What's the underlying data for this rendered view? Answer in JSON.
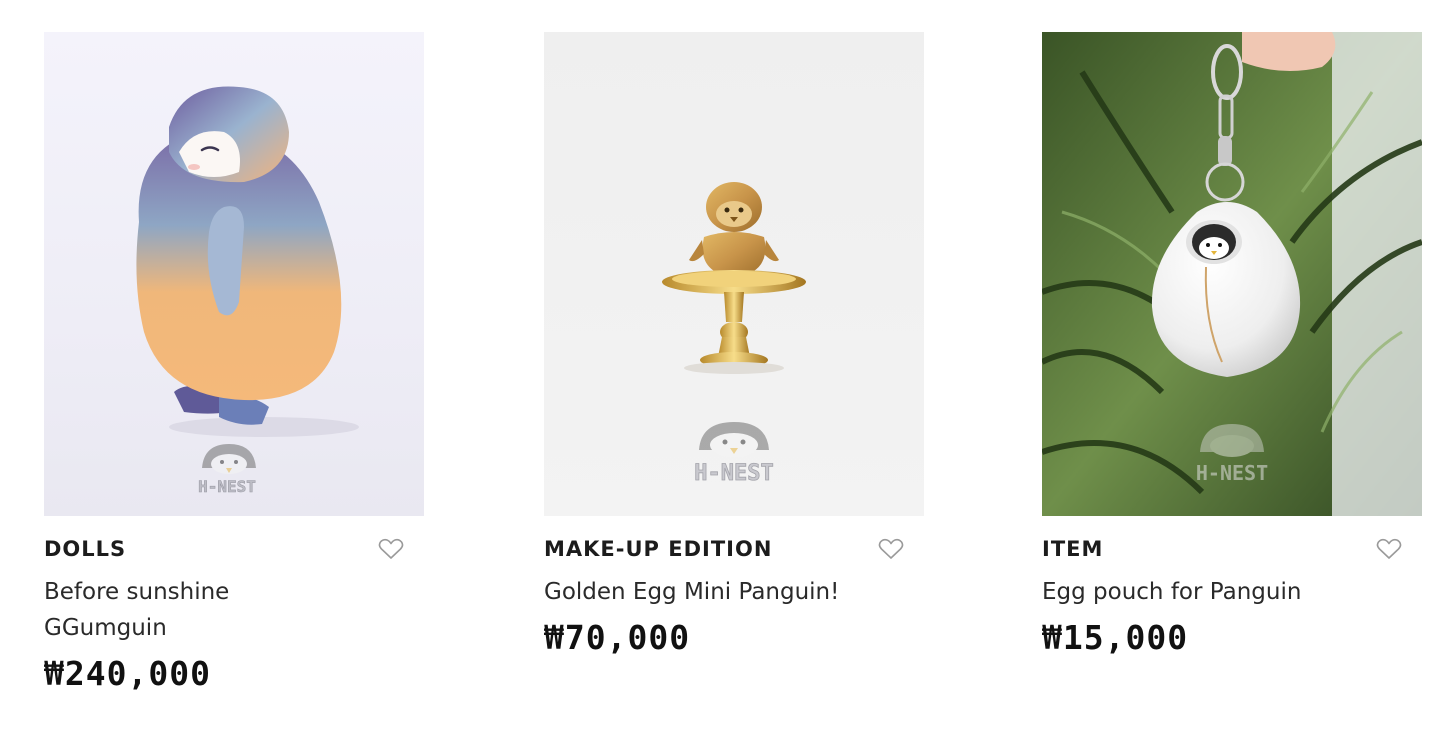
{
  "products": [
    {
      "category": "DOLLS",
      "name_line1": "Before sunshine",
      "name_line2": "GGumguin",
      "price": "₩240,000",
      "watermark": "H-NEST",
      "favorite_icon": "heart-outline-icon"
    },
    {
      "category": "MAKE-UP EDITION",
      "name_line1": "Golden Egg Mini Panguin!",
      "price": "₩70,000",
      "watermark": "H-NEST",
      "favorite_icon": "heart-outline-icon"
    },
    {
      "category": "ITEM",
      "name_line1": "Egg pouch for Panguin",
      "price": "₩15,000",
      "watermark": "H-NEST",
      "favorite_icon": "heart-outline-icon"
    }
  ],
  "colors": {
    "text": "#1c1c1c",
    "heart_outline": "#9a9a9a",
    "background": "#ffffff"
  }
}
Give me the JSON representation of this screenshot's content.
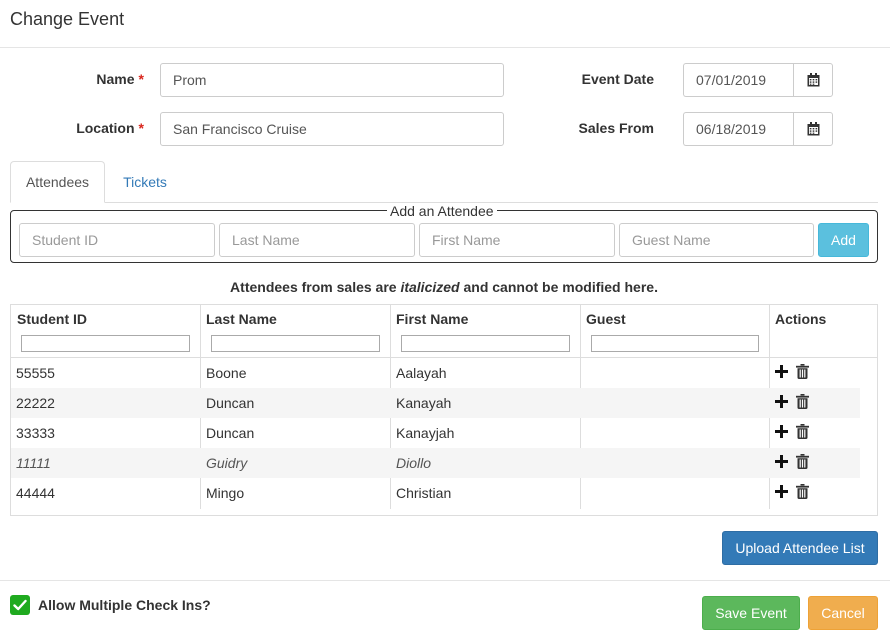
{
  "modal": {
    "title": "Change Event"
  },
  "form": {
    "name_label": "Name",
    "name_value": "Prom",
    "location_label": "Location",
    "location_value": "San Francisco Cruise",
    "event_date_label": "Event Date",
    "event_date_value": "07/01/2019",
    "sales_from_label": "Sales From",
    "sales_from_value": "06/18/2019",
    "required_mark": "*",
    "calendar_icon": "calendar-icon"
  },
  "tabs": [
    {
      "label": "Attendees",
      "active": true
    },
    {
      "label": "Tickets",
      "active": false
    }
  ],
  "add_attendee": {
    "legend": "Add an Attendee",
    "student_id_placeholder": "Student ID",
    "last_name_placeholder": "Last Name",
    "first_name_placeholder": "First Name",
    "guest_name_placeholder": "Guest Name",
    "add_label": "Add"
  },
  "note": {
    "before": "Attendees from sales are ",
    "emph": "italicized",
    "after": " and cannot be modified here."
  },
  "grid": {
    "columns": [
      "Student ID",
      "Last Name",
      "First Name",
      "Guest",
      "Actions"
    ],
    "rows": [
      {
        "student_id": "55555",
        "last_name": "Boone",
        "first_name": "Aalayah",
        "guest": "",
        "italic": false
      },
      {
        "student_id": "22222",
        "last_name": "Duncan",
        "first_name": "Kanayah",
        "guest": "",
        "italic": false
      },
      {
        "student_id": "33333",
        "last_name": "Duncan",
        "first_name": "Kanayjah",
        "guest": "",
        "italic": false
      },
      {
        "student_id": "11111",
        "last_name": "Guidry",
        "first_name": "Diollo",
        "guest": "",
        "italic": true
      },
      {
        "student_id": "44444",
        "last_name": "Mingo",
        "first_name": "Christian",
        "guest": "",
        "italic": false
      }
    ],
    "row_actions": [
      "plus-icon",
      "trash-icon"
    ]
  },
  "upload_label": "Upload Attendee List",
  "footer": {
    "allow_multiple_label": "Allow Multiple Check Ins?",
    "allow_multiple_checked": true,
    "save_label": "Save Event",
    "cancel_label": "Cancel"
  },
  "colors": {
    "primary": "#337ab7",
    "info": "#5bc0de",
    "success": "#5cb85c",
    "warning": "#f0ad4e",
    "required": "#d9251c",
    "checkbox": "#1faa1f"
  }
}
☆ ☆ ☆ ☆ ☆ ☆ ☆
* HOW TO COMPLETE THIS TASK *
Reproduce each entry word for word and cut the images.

* ANSWER TO THIS PROBLEM *
What's the underlying data for this rendered view? Answer in JSON.
{
  "products": [
    {
      "category": "DOLLS",
      "name_line1": "Before sunshine",
      "name_line2": "GGumguin",
      "price": "₩240,000",
      "watermark": "H-NEST",
      "favorite_icon": "heart-outline-icon"
    },
    {
      "category": "MAKE-UP EDITION",
      "name_line1": "Golden Egg Mini Panguin!",
      "price": "₩70,000",
      "watermark": "H-NEST",
      "favorite_icon": "heart-outline-icon"
    },
    {
      "category": "ITEM",
      "name_line1": "Egg pouch for Panguin",
      "price": "₩15,000",
      "watermark": "H-NEST",
      "favorite_icon": "heart-outline-icon"
    }
  ],
  "colors": {
    "text": "#1c1c1c",
    "heart_outline": "#9a9a9a",
    "background": "#ffffff"
  }
}
Give me the JSON representation of this screenshot's content.
{
  "modal": {
    "title": "Change Event"
  },
  "form": {
    "name_label": "Name",
    "name_value": "Prom",
    "location_label": "Location",
    "location_value": "San Francisco Cruise",
    "event_date_label": "Event Date",
    "event_date_value": "07/01/2019",
    "sales_from_label": "Sales From",
    "sales_from_value": "06/18/2019",
    "required_mark": "*",
    "calendar_icon": "calendar-icon"
  },
  "tabs": [
    {
      "label": "Attendees",
      "active": true
    },
    {
      "label": "Tickets",
      "active": false
    }
  ],
  "add_attendee": {
    "legend": "Add an Attendee",
    "student_id_placeholder": "Student ID",
    "last_name_placeholder": "Last Name",
    "first_name_placeholder": "First Name",
    "guest_name_placeholder": "Guest Name",
    "add_label": "Add"
  },
  "note": {
    "before": "Attendees from sales are ",
    "emph": "italicized",
    "after": " and cannot be modified here."
  },
  "grid": {
    "columns": [
      "Student ID",
      "Last Name",
      "First Name",
      "Guest",
      "Actions"
    ],
    "rows": [
      {
        "student_id": "55555",
        "last_name": "Boone",
        "first_name": "Aalayah",
        "guest": "",
        "italic": false
      },
      {
        "student_id": "22222",
        "last_name": "Duncan",
        "first_name": "Kanayah",
        "guest": "",
        "italic": false
      },
      {
        "student_id": "33333",
        "last_name": "Duncan",
        "first_name": "Kanayjah",
        "guest": "",
        "italic": false
      },
      {
        "student_id": "11111",
        "last_name": "Guidry",
        "first_name": "Diollo",
        "guest": "",
        "italic": true
      },
      {
        "student_id": "44444",
        "last_name": "Mingo",
        "first_name": "Christian",
        "guest": "",
        "italic": false
      }
    ],
    "row_actions": [
      "plus-icon",
      "trash-icon"
    ]
  },
  "upload_label": "Upload Attendee List",
  "footer": {
    "allow_multiple_label": "Allow Multiple Check Ins?",
    "allow_multiple_checked": true,
    "save_label": "Save Event",
    "cancel_label": "Cancel"
  },
  "colors": {
    "primary": "#337ab7",
    "info": "#5bc0de",
    "success": "#5cb85c",
    "warning": "#f0ad4e",
    "required": "#d9251c",
    "checkbox": "#1faa1f"
  }
}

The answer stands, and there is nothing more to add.